You will have to forgive Andy Serkis for being a little evangelical about the art of performance capture. That is performance capture, not motion capture as so many have called it. For him, and perhaps eventually for everybody, it is about capturing a performance. The kind actors give.
Things are improving, though. Serkis is one of the top two billed in the coming Rise of the Planet of the Apes despite never appearing for an instant on screen. Some have dared to suggest that his turn as a chimpanzee could elevate the recognition of a digital performance to award-winning levels, but pre-conceived notions about performance-capture are difficult to dispell.
"It’s a long, long road. A long, hard lonely road," he told Movies.com during an exclusive chat in the midst of a busy Comic-Con. "People really still think there is a kind of a mystery attached to it but in actual fact as technology improves it only serves to prove that acting is acting and all it is is another way of recording an actor’s performance."
Lon Cheany faced similar attitudes when he put on his own makeup for some of the Universal monster movies that have since gone on to be some of Hollywood's most legendary films and performances.
Like Cheany, Serkis is something of the go-to guy when it comes to making creatures or monsters come to life on screen. His Gollum in Peter Jackson's Lord of the Rings film trilogy was a landmark accomplishment by any standard, both technical and dramatic. He moved next to the titular character in King Kong and is coming soon to a theater near you with both Tintin (as Captain Haddock) and of course Rise of the Planet of the Apes's Caesar. And, in case anybody is confused, Kong and Caesar aren't remotely the same.
"Kong was a completely different beast in a completely different universe. He was a very lonely, psychotic hobo past his prime who is just living every day trying to survive. He has never had any kind of connective moment with any other being," he said.
"Caesar, in actual fact, starts off life being loved. He is rescued from the lab where has inherited this super-intelligence and he is nurtured and loved and attended to by this James Franco character who is like a surrogate father to him.
"He begins to display this intelligence which for him is very natural. It is like a gifted child who can play concertos at the age of four or can work out complicated algebra questions, you know just really very gifted."
Kong was a little bit one-note emotionally; he was an animal that changed for a single being but remained an animal up until his death. Caesar is much more complex with a difficult and more human arc.
"And he has his moment of self awareness and he realizes he isn’t one of these species, he is an outsider, he is a freak, he is Frankenstein’s monster."
To hear Serkis' voice relate this information about his character certainly is telling. Whatever happens on screen, this actor has a connection and deep awareness for the intelligent primate. But how does he communicate that to audiences? How does he project through the CGI special effects? How do you show intelligence on film?
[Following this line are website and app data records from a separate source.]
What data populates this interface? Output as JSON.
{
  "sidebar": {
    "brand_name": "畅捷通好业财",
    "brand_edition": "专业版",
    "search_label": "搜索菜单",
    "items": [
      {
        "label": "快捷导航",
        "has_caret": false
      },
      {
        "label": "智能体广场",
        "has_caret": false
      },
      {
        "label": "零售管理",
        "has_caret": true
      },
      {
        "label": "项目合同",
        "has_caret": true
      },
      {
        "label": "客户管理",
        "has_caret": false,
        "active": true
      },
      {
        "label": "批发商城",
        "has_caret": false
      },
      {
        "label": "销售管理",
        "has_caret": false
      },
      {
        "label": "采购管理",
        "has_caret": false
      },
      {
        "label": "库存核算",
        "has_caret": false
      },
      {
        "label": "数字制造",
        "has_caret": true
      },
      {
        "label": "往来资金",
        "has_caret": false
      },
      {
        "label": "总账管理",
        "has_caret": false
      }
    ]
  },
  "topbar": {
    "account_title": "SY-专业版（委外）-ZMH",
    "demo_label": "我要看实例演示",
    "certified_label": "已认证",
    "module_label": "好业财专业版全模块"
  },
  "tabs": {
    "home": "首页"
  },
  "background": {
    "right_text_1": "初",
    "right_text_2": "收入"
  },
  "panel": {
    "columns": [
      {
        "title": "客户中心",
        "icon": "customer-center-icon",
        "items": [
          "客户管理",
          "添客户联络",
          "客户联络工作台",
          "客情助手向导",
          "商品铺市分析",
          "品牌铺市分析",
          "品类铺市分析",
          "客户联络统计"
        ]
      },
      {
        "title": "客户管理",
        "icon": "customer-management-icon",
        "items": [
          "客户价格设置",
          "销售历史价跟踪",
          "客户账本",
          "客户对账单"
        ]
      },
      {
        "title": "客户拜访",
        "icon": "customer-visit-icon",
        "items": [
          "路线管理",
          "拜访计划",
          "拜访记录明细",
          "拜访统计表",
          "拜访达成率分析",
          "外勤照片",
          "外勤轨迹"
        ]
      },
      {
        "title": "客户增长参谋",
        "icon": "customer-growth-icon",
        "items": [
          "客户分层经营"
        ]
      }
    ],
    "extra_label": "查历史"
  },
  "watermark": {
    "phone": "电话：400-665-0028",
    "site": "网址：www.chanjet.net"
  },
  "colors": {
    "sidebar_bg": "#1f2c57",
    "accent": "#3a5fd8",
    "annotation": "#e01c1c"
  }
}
"Caeser ... he is caught in this netherworld and the challenge for us was trying to reflect his intelligence without trying to over anthropomorphizing him. For instance, his hands, when he is thinking, its like when human’s think they often have a displacement activity, for instance, so we thought about things like that with Caeser."
Serkis, as always, has done his research.
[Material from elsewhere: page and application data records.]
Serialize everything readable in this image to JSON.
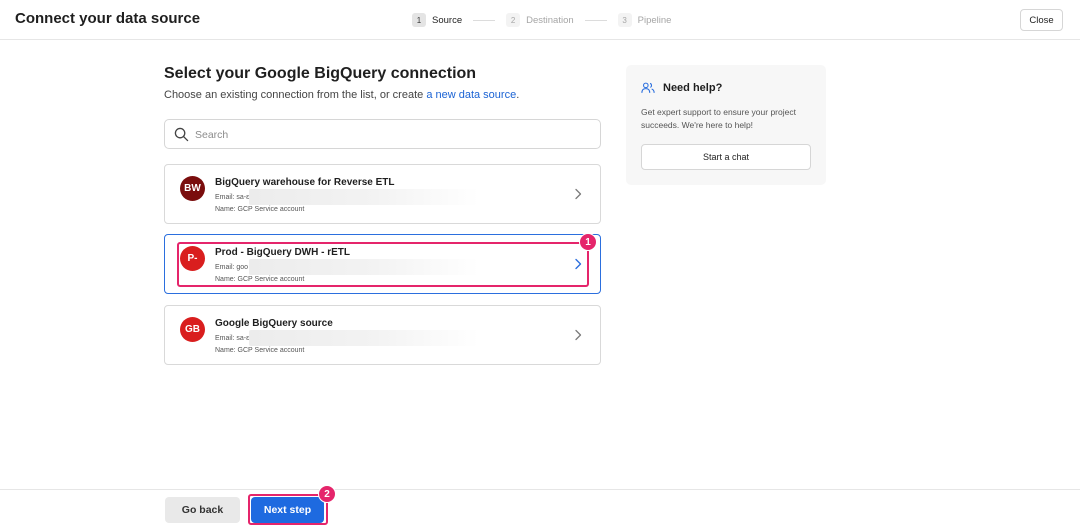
{
  "header": {
    "title": "Connect your data source",
    "steps": [
      {
        "number": "1",
        "label": "Source",
        "active": true
      },
      {
        "number": "2",
        "label": "Destination",
        "active": false
      },
      {
        "number": "3",
        "label": "Pipeline",
        "active": false
      }
    ],
    "close_label": "Close"
  },
  "main": {
    "heading": "Select your Google BigQuery connection",
    "subtext_prefix": "Choose an existing connection from the list, or create ",
    "subtext_link": "a new data source",
    "subtext_suffix": ".",
    "search_placeholder": "Search",
    "connections": [
      {
        "initials": "BW",
        "title": "BigQuery warehouse for Reverse ETL",
        "email": "Email: sa-ε",
        "name": "Name: GCP Service account",
        "avatar_color": "#7a0d0d",
        "selected": false
      },
      {
        "initials": "P-",
        "title": "Prod - BigQuery DWH - rETL",
        "email": "Email: goo",
        "name": "Name: GCP Service account",
        "avatar_color": "#d91e1e",
        "selected": true
      },
      {
        "initials": "GB",
        "title": "Google BigQuery source",
        "email": "Email: sa-ε",
        "name": "Name: GCP Service account",
        "avatar_color": "#d91e1e",
        "selected": false
      }
    ]
  },
  "help": {
    "title": "Need help?",
    "text": "Get expert support to ensure your project succeeds. We're here to help!",
    "button_label": "Start a chat"
  },
  "footer": {
    "back_label": "Go back",
    "next_label": "Next step"
  },
  "annotations": [
    "1",
    "2"
  ],
  "colors": {
    "accent": "#1e6ae0",
    "annotation": "#e5256b",
    "link": "#1b63d4"
  }
}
"Chimpanzees are very dexterous with their fingernails and their fingers. Their fine motor skills are incredible. But there is just something about having him doing something as a displacement activity whilst thinking that is more human. All the time we just wanted to find his own language of displaying his intellect and his emotions."
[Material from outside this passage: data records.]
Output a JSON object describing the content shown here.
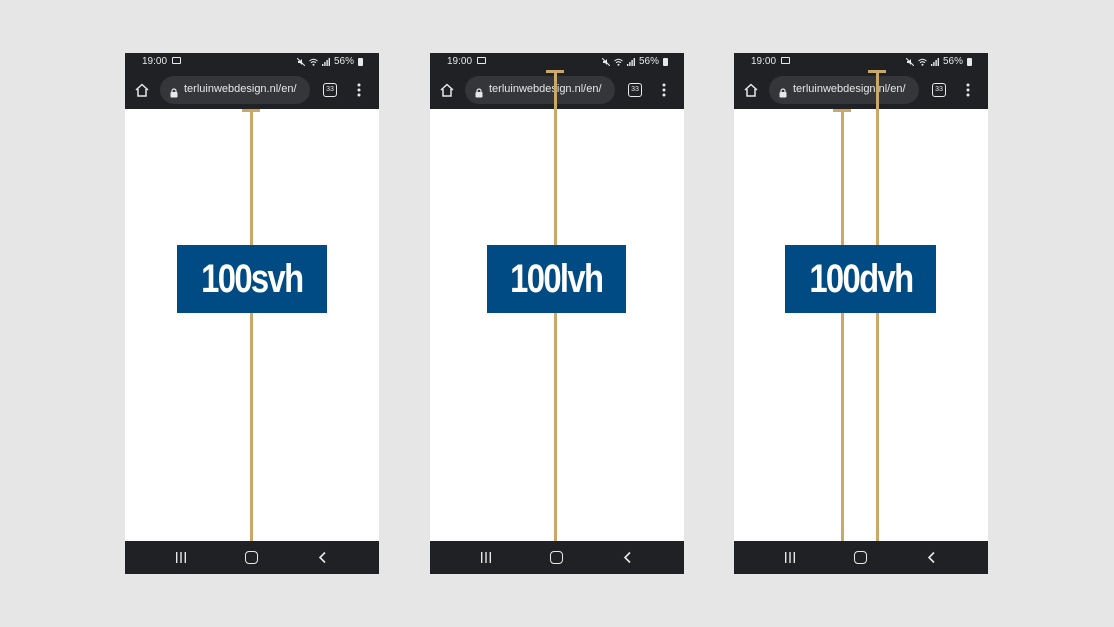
{
  "status_bar": {
    "time": "19:00",
    "battery": "56%"
  },
  "browser": {
    "url": "terluinwebdesign.nl/en/",
    "tab_count": "33"
  },
  "icons": {
    "home": "home-icon",
    "lock": "lock-icon",
    "menu": "more-vert-icon",
    "tabs": "tab-switcher-icon",
    "nav_recents": "recents-icon",
    "nav_home": "nav-home-icon",
    "nav_back": "back-icon"
  },
  "colors": {
    "background": "#e6e6e6",
    "chrome": "#202124",
    "url_pill": "#35363a",
    "label_box": "#004b84",
    "measure_line": "#c9a86a"
  },
  "phones": [
    {
      "label": "100svh"
    },
    {
      "label": "100lvh"
    },
    {
      "label": "100dvh"
    }
  ]
}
Beyond Caesar, Serkis is opening a capture studio that will service games and film (as well as his own projects) and includes an academy to arm actors with the skills to embrace digital makeup. He is continuing his personal talent arsenal by taking on the challenge of Second Unit Director on Jackson's pair of movies based on J.R.R. Tolkien's The Hobbit.
The shoot for the two Hobbit films was even arranged to put most or all of Serkis' work on the front of the shoot, leaving him free to run the second unit without having to shift back and forth. This means perhaps the most famous chapter of the book Riddles in the Dark, where Bilbo and Gollum play a game of riddles, is already in the can.
"it’s a huge leap, a massive challenge and 3D and working on a huge film and crew but Peter Jackson is incredibly supportive. He has known I have wanted to direct for a long time so its wonderful that he has given me the opportunity to do so."
Rise of the Planet of the Apes hits theaters on August 5th.